Given information START
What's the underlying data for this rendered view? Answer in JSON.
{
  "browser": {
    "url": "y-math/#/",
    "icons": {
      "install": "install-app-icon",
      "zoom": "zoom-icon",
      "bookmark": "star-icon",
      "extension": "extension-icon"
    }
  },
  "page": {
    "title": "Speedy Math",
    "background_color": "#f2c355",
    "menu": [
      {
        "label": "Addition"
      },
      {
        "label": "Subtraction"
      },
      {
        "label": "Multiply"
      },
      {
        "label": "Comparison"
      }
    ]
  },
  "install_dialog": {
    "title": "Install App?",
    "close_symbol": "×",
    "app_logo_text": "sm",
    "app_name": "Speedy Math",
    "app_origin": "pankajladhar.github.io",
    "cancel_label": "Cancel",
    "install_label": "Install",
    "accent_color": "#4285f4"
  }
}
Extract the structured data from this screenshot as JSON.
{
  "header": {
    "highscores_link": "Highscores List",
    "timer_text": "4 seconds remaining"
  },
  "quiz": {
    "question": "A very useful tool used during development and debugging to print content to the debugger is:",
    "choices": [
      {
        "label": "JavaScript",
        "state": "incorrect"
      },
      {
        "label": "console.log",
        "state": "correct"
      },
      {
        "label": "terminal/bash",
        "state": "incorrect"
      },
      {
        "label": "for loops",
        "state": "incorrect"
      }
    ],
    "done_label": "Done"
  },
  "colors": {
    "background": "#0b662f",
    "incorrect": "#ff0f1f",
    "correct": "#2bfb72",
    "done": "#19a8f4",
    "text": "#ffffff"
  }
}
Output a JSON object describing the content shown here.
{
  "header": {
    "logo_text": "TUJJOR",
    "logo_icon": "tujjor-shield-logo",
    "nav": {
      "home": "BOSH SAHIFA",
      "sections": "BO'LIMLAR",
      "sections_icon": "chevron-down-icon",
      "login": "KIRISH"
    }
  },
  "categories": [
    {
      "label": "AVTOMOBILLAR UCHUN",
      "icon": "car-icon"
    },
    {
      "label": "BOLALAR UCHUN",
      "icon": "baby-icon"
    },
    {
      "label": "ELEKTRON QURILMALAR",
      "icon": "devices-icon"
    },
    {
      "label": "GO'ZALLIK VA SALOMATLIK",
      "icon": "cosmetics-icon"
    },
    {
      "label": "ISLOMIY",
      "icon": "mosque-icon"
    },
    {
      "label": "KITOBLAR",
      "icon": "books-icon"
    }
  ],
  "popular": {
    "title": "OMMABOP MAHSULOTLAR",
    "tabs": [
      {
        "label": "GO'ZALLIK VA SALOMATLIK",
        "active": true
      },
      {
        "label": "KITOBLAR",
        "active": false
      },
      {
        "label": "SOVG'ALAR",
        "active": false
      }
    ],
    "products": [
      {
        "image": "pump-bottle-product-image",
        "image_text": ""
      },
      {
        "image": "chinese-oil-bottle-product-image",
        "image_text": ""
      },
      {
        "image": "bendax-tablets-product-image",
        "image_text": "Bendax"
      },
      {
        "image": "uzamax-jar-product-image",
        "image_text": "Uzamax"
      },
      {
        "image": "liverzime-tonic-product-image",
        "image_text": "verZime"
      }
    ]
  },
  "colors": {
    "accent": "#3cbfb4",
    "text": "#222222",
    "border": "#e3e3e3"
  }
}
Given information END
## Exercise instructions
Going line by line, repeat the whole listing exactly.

## Problem solution
What's the underlying data for this rendered view? Answer in JSON.
{
  "browser": {
    "url": "y-math/#/",
    "icons": {
      "install": "install-app-icon",
      "zoom": "zoom-icon",
      "bookmark": "star-icon",
      "extension": "extension-icon"
    }
  },
  "page": {
    "title": "Speedy Math",
    "background_color": "#f2c355",
    "menu": [
      {
        "label": "Addition"
      },
      {
        "label": "Subtraction"
      },
      {
        "label": "Multiply"
      },
      {
        "label": "Comparison"
      }
    ]
  },
  "install_dialog": {
    "title": "Install App?",
    "close_symbol": "×",
    "app_logo_text": "sm",
    "app_name": "Speedy Math",
    "app_origin": "pankajladhar.github.io",
    "cancel_label": "Cancel",
    "install_label": "Install",
    "accent_color": "#4285f4"
  }
}
Extract the structured data from this screenshot as JSON.
{
  "header": {
    "highscores_link": "Highscores List",
    "timer_text": "4 seconds remaining"
  },
  "quiz": {
    "question": "A very useful tool used during development and debugging to print content to the debugger is:",
    "choices": [
      {
        "label": "JavaScript",
        "state": "incorrect"
      },
      {
        "label": "console.log",
        "state": "correct"
      },
      {
        "label": "terminal/bash",
        "state": "incorrect"
      },
      {
        "label": "for loops",
        "state": "incorrect"
      }
    ],
    "done_label": "Done"
  },
  "colors": {
    "background": "#0b662f",
    "incorrect": "#ff0f1f",
    "correct": "#2bfb72",
    "done": "#19a8f4",
    "text": "#ffffff"
  }
}
Output a JSON object describing the content shown here.
{
  "header": {
    "logo_text": "TUJJOR",
    "logo_icon": "tujjor-shield-logo",
    "nav": {
      "home": "BOSH SAHIFA",
      "sections": "BO'LIMLAR",
      "sections_icon": "chevron-down-icon",
      "login": "KIRISH"
    }
  },
  "categories": [
    {
      "label": "AVTOMOBILLAR UCHUN",
      "icon": "car-icon"
    },
    {
      "label": "BOLALAR UCHUN",
      "icon": "baby-icon"
    },
    {
      "label": "ELEKTRON QURILMALAR",
      "icon": "devices-icon"
    },
    {
      "label": "GO'ZALLIK VA SALOMATLIK",
      "icon": "cosmetics-icon"
    },
    {
      "label": "ISLOMIY",
      "icon": "mosque-icon"
    },
    {
      "label": "KITOBLAR",
      "icon": "books-icon"
    }
  ],
  "popular": {
    "title": "OMMABOP MAHSULOTLAR",
    "tabs": [
      {
        "label": "GO'ZALLIK VA SALOMATLIK",
        "active": true
      },
      {
        "label": "KITOBLAR",
        "active": false
      },
      {
        "label": "SOVG'ALAR",
        "active": false
      }
    ],
    "products": [
      {
        "image": "pump-bottle-product-image",
        "image_text": ""
      },
      {
        "image": "chinese-oil-bottle-product-image",
        "image_text": ""
      },
      {
        "image": "bendax-tablets-product-image",
        "image_text": "Bendax"
      },
      {
        "image": "uzamax-jar-product-image",
        "image_text": "Uzamax"
      },
      {
        "image": "liverzime-tonic-product-image",
        "image_text": "verZime"
      }
    ]
  },
  "colors": {
    "accent": "#3cbfb4",
    "text": "#222222",
    "border": "#e3e3e3"
  }
}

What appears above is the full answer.